I read Tana French’s first novel, In The Woods, this summer and was impressed with French’s ability to raise some serious questions about humanity in her mystery novels. Someone in my building conveniently left her second novel up for grabs by our mailboxes, so I recently followed up with The Likeness.
The story follows Detective Cassie Maddox as she goes undercover investigating a murder of a woman who looks nearly exactly like her, and was using the identity of a person she and her boss made up for a previous undercover operation, Lexie Madison. She lived with 4 of her best friends, all getting their PhDs in literature, in a house that one of them had inherited outside of Dublin. The police squad decides to tell the roommates that Lexie survived the attack and will be going home. Maddox’s job is to get to know the roommates in order to narrow down a suspect.
Life at the Whitethorn House, as it is called, seemed to be picturesque. With no television, the friends spent their evenings reading, playing cards or working on the house itself. The girls prepared breakfast each day while the boys cooked dinner every night. Their rhythms felt old fashioned, and it was in that simplicity that they seemed to come alive that such an existence possible. Daniel, who inherited the house and gave the other 4 ownership in it described it as: “colors were so beautiful they hurt, life became almost unimaginably sweet and almost unimaginably frightening. It’s so fragile, you know…everything was so beautiful and precarious, it took my breath away.”

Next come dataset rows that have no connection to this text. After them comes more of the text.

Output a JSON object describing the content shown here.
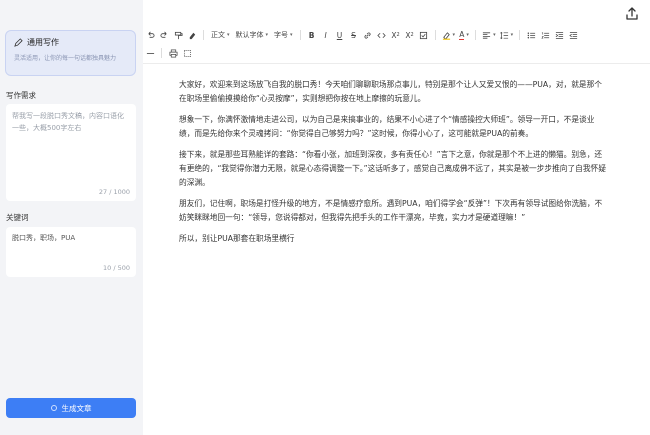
{
  "left_panel": {
    "mode_title": "通用写作",
    "mode_desc": "灵活适用，让你的每一句话都独具魅力",
    "requirement_label": "写作需求",
    "requirement_placeholder": "帮我写一段脱口秀文稿，内容口语化一些，大概500字左右",
    "requirement_count": "27 / 1000",
    "keywords_label": "关键词",
    "keywords_value": "脱口秀，职场，PUA",
    "keywords_count": "10 / 500",
    "generate_button": "生成文章"
  },
  "toolbar": {
    "paragraph_style": "正文",
    "font_family": "默认字体",
    "font_size": "字号"
  },
  "icons": [
    "back-arrow-icon",
    "share-icon",
    "undo-icon",
    "redo-icon",
    "format-painter-icon",
    "clear-format-icon",
    "bold-icon",
    "italic-icon",
    "underline-icon",
    "strikethrough-icon",
    "link-icon",
    "code-icon",
    "subscript-icon",
    "superscript-icon",
    "checkbox-icon",
    "highlight-icon",
    "font-color-icon",
    "align-icon",
    "line-height-icon",
    "bullet-list-icon",
    "ordered-list-icon",
    "indent-icon",
    "outdent-icon",
    "divider-icon",
    "print-icon",
    "select-all-icon"
  ],
  "document": {
    "paragraphs": [
      "大家好，欢迎来到这场放飞自我的脱口秀！今天咱们聊聊职场那点事儿，特别是那个让人又爱又恨的——PUA，对，就是那个在职场里偷偷摸摸给你“心灵按摩”，实则想把你按在地上摩擦的玩意儿。",
      "想象一下，你满怀激情地走进公司，以为自己是来搞事业的，结果不小心进了个“情感操控大师班”。领导一开口，不是谈业绩，而是先给你来个灵魂拷问：“你觉得自己够努力吗？”这时候，你得小心了，这可能就是PUA的前奏。",
      "接下来，就是那些耳熟能详的套路：“你看小张，加班到深夜，多有责任心！”言下之意，你就是那个不上进的懒猫。别急，还有更绝的，“我觉得你潜力无限，就是心态得调整一下。”这话听多了，感觉自己离成佛不远了，其实是被一步步推向了自我怀疑的深渊。",
      "朋友们，记住啊，职场是打怪升级的地方，不是情感疗愈所。遇到PUA，咱们得学会“反弹”！下次再有领导试图给你洗脑，不妨笑眯眯地回一句：“领导，您说得都对，但我得先把手头的工作干漂亮，毕竟，实力才是硬道理嘛！”",
      "所以，别让PUA那套在职场里横行"
    ]
  }
}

Literature, like any other art form, is able to capture moments of ultimate beauty–and when I am standing in front of an impressionist painting or listening to any slow song with a pedal steel or rereading one of my favorite books I am carried away into the belief that the moment’s perfection can last.
But it doesn’t. And it can’t. And that hurts me.
The crux of the mystery in this story lies in the fact that the illusion was shattered, and it was this passage that I couldn’t stop thinking about: “The idea was flawed, of course… innately and fatally flawed. It depended on two of the human race’s greatest myths: the possibility of permanence, and the simplicity of human nature. Both of which are all well and good in literature, but the purest fantasy outside the covers of a book. Our story should have stopped that night with the cold cocoa, the night we moved in: and they all lived happily ever after, the end.”
But all good readers know that a story without tension is boring and happily-ever-after stories aren’t as satisfying as one would think because they don’t feel authentic.
I live between the ideal and real, and feel its tension deeply: it is impossible for me to walk without being firmly grounded in what I know is real, and yet my soul would wither if I couldn’t hope in the beautiful. I suppose it is the reciprocal emotions that create the human experience. To solely chase perfection in this world is ultimately a destructive pursuit. Likewise, to live strapped to reality is utterly unromantic and unappealing.
So, with grace, the struggle goes on.